THE BLOG
11/14/2011 01:25 pm ET | Updated Jan 14, 2012

Honda's ASIMO Robot -- A Future Job Killer?

Honda has just released a new version of its ASIMO robot, which is now fully autonomous (as opposed to remote-controlled).

ASIMO can navigate complex environments along with people, recognize and distinguish faces and voices -- even when people are speaking simultaneously. And it can do a lot of other stuff.

Check out the two videos below:

Short Version

Longer Version showing many more capabilities:

As I wrote previously, a lot of people have jobs that are safe from automation not because they are especially advanced or creative, but because they involve skills such as dexterity and hand-eye coordination that are currently beyond the capability of machines. Things are changing. Fast.

And, as I noted here on the subject of personal robots:

The thing is that for a robot to autonomously run around the house doing a variety of tasks requires a very sophisticated level of technology. If that technology is developed and becomes affordable then it will certainly make its way into a variety of commercial applications--in fact, it may well be deployed there first.

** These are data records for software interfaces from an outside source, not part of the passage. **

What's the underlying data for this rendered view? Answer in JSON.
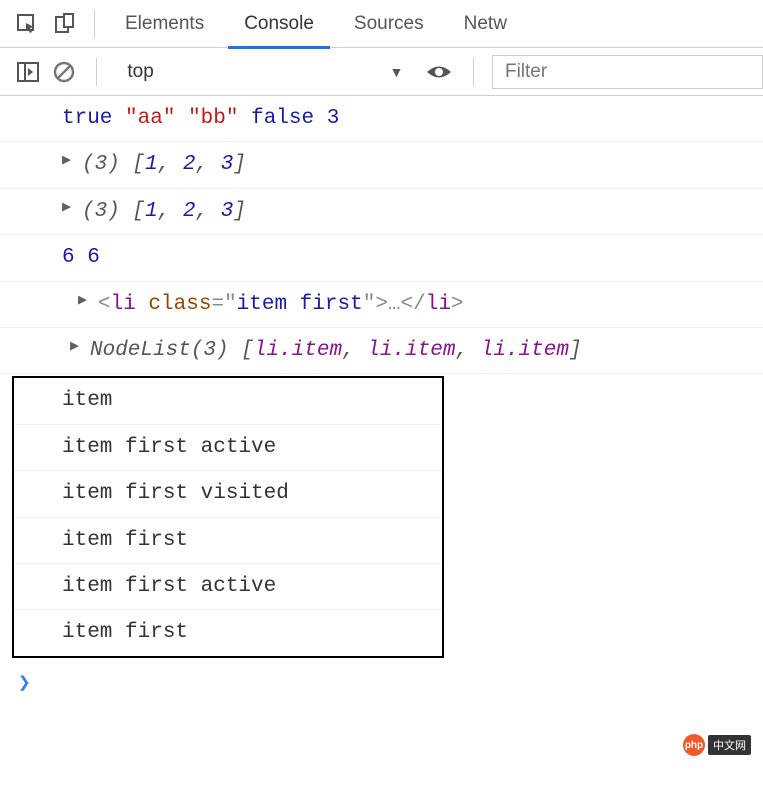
{
  "tabs": {
    "elements": "Elements",
    "console": "Console",
    "sources": "Sources",
    "network": "Netw"
  },
  "toolbar": {
    "context": "top",
    "filter_placeholder": "Filter"
  },
  "rows": {
    "r1_true": "true",
    "r1_aa": "\"aa\"",
    "r1_bb": "\"bb\"",
    "r1_false": "false",
    "r1_3": "3",
    "r2_count": "(3)",
    "r2_open": "[",
    "r2_v1": "1",
    "r2_comma": ", ",
    "r2_v2": "2",
    "r2_v3": "3",
    "r2_close": "]",
    "r3_count": "(3)",
    "r3_v1": "1",
    "r3_v2": "2",
    "r3_v3": "3",
    "r4_a": "6",
    "r4_b": "6",
    "r5_open": "<",
    "r5_tag": "li",
    "r5_sp": " class",
    "r5_eq": "=",
    "r5_q": "\"",
    "r5_val": "item first",
    "r5_close": ">",
    "r5_ellipsis": "…",
    "r5_endopen": "</",
    "r5_endtag": "li",
    "r5_endclose": ">",
    "r6_label": "NodeList(3)",
    "r6_open": " [",
    "r6_i1": "li.item",
    "r6_comma": ", ",
    "r6_i2": "li.item",
    "r6_i3": "li.item",
    "r6_close": "]",
    "b1": "item",
    "b2": "item first active",
    "b3": "item first visited",
    "b4": "item first",
    "b5": "item first active",
    "b6": "item first"
  },
  "watermark": {
    "logo": "php",
    "text": "中文网"
  }
}
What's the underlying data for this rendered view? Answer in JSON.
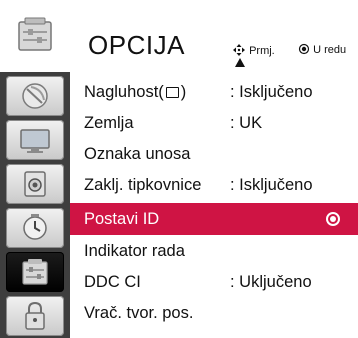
{
  "header": {
    "title": "OPCIJA",
    "hint_move": "Prmj.",
    "hint_ok": "U redu",
    "move_icon": "four-way-arrows-icon",
    "ok_icon": "ok-dot-icon"
  },
  "sidebar": {
    "items": [
      {
        "icon": "option-panel-icon",
        "state": "top"
      },
      {
        "icon": "satellite-dish-icon",
        "state": "normal"
      },
      {
        "icon": "monitor-icon",
        "state": "normal"
      },
      {
        "icon": "speaker-icon",
        "state": "normal"
      },
      {
        "icon": "clock-icon",
        "state": "normal"
      },
      {
        "icon": "option-panel-icon",
        "state": "active"
      },
      {
        "icon": "lock-icon",
        "state": "normal"
      }
    ]
  },
  "menu": {
    "items": [
      {
        "label_pre": "Nagluhost(",
        "label_post": ")",
        "has_cc": true,
        "value": ": Isključeno"
      },
      {
        "label": "Zemlja",
        "value": ": UK"
      },
      {
        "label": "Oznaka unosa",
        "value": ""
      },
      {
        "label": "Zaklj. tipkovnice",
        "value": ": Isključeno"
      },
      {
        "label": "Postavi ID",
        "value": "",
        "selected": true
      },
      {
        "label": "Indikator rada",
        "value": ""
      },
      {
        "label": "DDC CI",
        "value": ": Uključeno"
      },
      {
        "label": "Vrač. tvor. pos.",
        "value": ""
      }
    ]
  },
  "colors": {
    "selection": "#cf1444",
    "sidebar": "#3e3e3e",
    "text": "#111111"
  }
}
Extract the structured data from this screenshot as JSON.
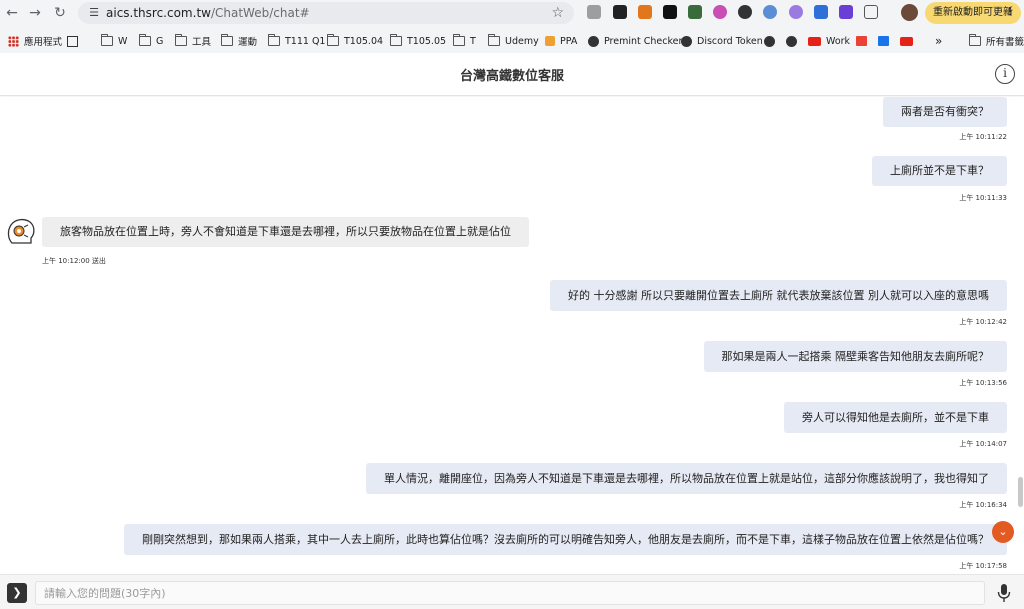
{
  "browser": {
    "url_host": "aics.thsrc.com.tw",
    "url_path": "/ChatWeb/chat#",
    "update_button": "重新啟動即可更新",
    "bookmarks": [
      {
        "label": "應用程式",
        "icon": "apps-icon"
      },
      {
        "label": "",
        "icon": "grid-icon"
      },
      {
        "label": "W",
        "icon": "folder-icon"
      },
      {
        "label": "G",
        "icon": "folder-icon"
      },
      {
        "label": "工具",
        "icon": "folder-icon"
      },
      {
        "label": "運動",
        "icon": "folder-icon"
      },
      {
        "label": "T111 Q1",
        "icon": "folder-icon"
      },
      {
        "label": "T105.04",
        "icon": "folder-icon"
      },
      {
        "label": "T105.05",
        "icon": "folder-icon"
      },
      {
        "label": "T",
        "icon": "folder-icon"
      },
      {
        "label": "Udemy",
        "icon": "folder-icon"
      },
      {
        "label": "PPA",
        "icon": "ppa-icon"
      },
      {
        "label": "Premint Checker",
        "icon": "globe-icon"
      },
      {
        "label": "Discord Token",
        "icon": "globe-icon"
      },
      {
        "label": "Work",
        "icon": "youtube-icon"
      },
      {
        "label": "所有書籤",
        "icon": "folder-icon"
      }
    ]
  },
  "app": {
    "title": "台灣高鐵數位客服",
    "info_icon": "info-icon"
  },
  "messages": [
    {
      "sender": "user",
      "text": "兩者是否有衝突？",
      "time": "上午 10:11:22"
    },
    {
      "sender": "user",
      "text": "上廁所並不是下車？",
      "time": "上午 10:11:33"
    },
    {
      "sender": "bot",
      "text": "旅客物品放在位置上時，旁人不會知道是下車還是去哪裡，所以只要放物品在位置上就是佔位",
      "time": "上午 10:12:00 送出"
    },
    {
      "sender": "user",
      "text": "好的 十分感謝 所以只要離開位置去上廁所 就代表放棄該位置 別人就可以入座的意思嗎",
      "time": "上午 10:12:42"
    },
    {
      "sender": "user",
      "text": "那如果是兩人一起搭乘 隔壁乘客告知他朋友去廁所呢？",
      "time": "上午 10:13:56"
    },
    {
      "sender": "user",
      "text": "旁人可以得知他是去廁所，並不是下車",
      "time": "上午 10:14:07"
    },
    {
      "sender": "user",
      "text": "單人情況，離開座位，因為旁人不知道是下車還是去哪裡，所以物品放在位置上就是站位，這部分你應該說明了，我也得知了",
      "time": "上午 10:16:34"
    },
    {
      "sender": "user",
      "text": "剛剛突然想到，那如果兩人搭乘，其中一人去上廁所，此時也算佔位嗎？沒去廁所的可以明確告知旁人，他朋友是去廁所，而不是下車，這樣子物品放在位置上依然是佔位嗎？",
      "time": "上午 10:17:58"
    }
  ],
  "input": {
    "placeholder": "請輸入您的問題(30字內)"
  },
  "colors": {
    "user_bubble": "#e6eaf4",
    "bot_bubble": "#eeeeee",
    "accent": "#e35a22",
    "update_button": "#f7d873"
  }
}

It seems to me that if we have affordable personal robots that are actually capable of doing anything useful, then that technology implies that millions of jobs will be at risk in areas like:
  • stocking shelves in supermarkets and other retail stores
  • moving materials in stores and warehouses
  • providing security in a variety of settings

This is the second version of ASIMO. What will the 5th version look like? What about v. 10?

It's a good thing ASIMO only understands Japanese...

More details are here.

Martin Ford is the author of The Lights in the Tunnel: Automation, Accelerating Technology and the Economy of the Future (available from Amazon or as a PDF download). The book argues that accelerating information technology, and in particular robotics and artificial intelligence, is likely to have a disruptive impact on the future job market and economy. He also has a blog at econfuture.wordpress.com.